His experiences there began to change him. The Navy had its own form of segregation in the form of separate but equal access to a number of facilities. Essex began to find that it was not just his diminished rank that impacted how he was treated. It was too often the color of his skin. He began to associate with men who were more radical in nature who introduced him to the teachings of the Black Panthers and over time he embraced this new philosophy. Eventually he would go AWOL in 1970. He eventually returned and paid a price for violating his contract but once he was free from the Navy his radicalization would continue and grow.
Mark James Robert Essex (August 12, 1949 – January 7, 1973) was an American serial sniper and black nationalist known as the “New Orleans Sniper” who killed a total of nine people, including five policemen, and wounded twelve others in two separate attacks in New Orleans on December 31, 1972 and January 7, 1973.
Essex was killed by police in the second armed confrontation.
Essex was a former member of a New York-based branch of the Black Panthers. He is strongly believed to have specifically sought to kill white people and police officers due to racism he had previously experienced while enlisted in the Navy. His increasingly extremist anti-police, black supremacist, and anti-white views are believed to have solidified following a November 1972 violent clash between Baton Rouge police officers and student civil rights demonstrators, during which two young black demonstrators were shot and killed.
After shooting a police officer a week earlier, Mark Essex, a former Black Panther party member, shot 19 people (10 of them police officers) with a sniper rifle from his vantage point at a Howard Johnsons hotel in the U.S. city of New Orleans. His stated motive was “retaliation for police killings” of African-Americans. Essex had killed a black police cadet and fatally wounded a white police officer on New Years’ Eve. In a single day, Essex caused the deaths of two hotel guests, two hotel employees, and three additional New Orleans police officers before being shot dead by a police marksman firing from a helicopter.
Mark Essex’s mass shooting comes to an end after he is shot by police more than 200 times on the roof of New Orleans’s Holiday Inn hotel. He killed nine people, including five policeman.
There is much more to his story.
If you enter his name into search engines you can find a number of stories and vidoes about the key players in this particular story. Many of them are slanted by the bias of the people who created them. Essex is either characterized as a monstrous killer or a freedom fighting hero.
I was reminded how much of my early Navy experience was eye opening to me as well. Boot Camp in Great Lakes gave me my first living experience with people who did not look like me. In some ways, the language of those men who came from the south side of Chicago was as foreign to me as if I were in a foreign country. There were a lot of adjustments. Some of the young men I served with already had a hard edge in 1972. Their world was different than mine. But after fourteen weeks drilling and working together we had blended into a unit together. We made it work despite our differences.
After graduation we all sent in different directions and it would be years before I served directly with large groups of people from other ethnicities.
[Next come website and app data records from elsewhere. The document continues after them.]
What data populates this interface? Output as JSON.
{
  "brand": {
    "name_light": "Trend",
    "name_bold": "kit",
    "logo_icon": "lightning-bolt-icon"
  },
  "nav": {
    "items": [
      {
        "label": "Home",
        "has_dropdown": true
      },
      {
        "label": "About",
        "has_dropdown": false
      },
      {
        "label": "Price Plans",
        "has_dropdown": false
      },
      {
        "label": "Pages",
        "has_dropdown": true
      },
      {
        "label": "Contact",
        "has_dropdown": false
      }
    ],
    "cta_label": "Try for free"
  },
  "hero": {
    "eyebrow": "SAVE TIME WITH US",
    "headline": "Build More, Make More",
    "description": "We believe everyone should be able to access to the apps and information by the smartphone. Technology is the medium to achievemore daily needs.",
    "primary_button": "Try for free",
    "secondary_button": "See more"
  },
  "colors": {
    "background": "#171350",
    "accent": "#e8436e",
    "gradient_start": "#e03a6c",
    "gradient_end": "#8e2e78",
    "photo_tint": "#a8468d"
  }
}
In those days, submarine service was voluntary but the majority of the men that I served with were white. There were a few exceptions along the way but not too many.
In the world outside of our isolated cocoon of submarine training and later operations, the world would keep evolving into something that it had never been before. When I see the continued violence and large areas of poverty, I can’t help but wonder when the next revolution will begin. I wonder if it already has but like before, I just haven’t seen it for what it is yet.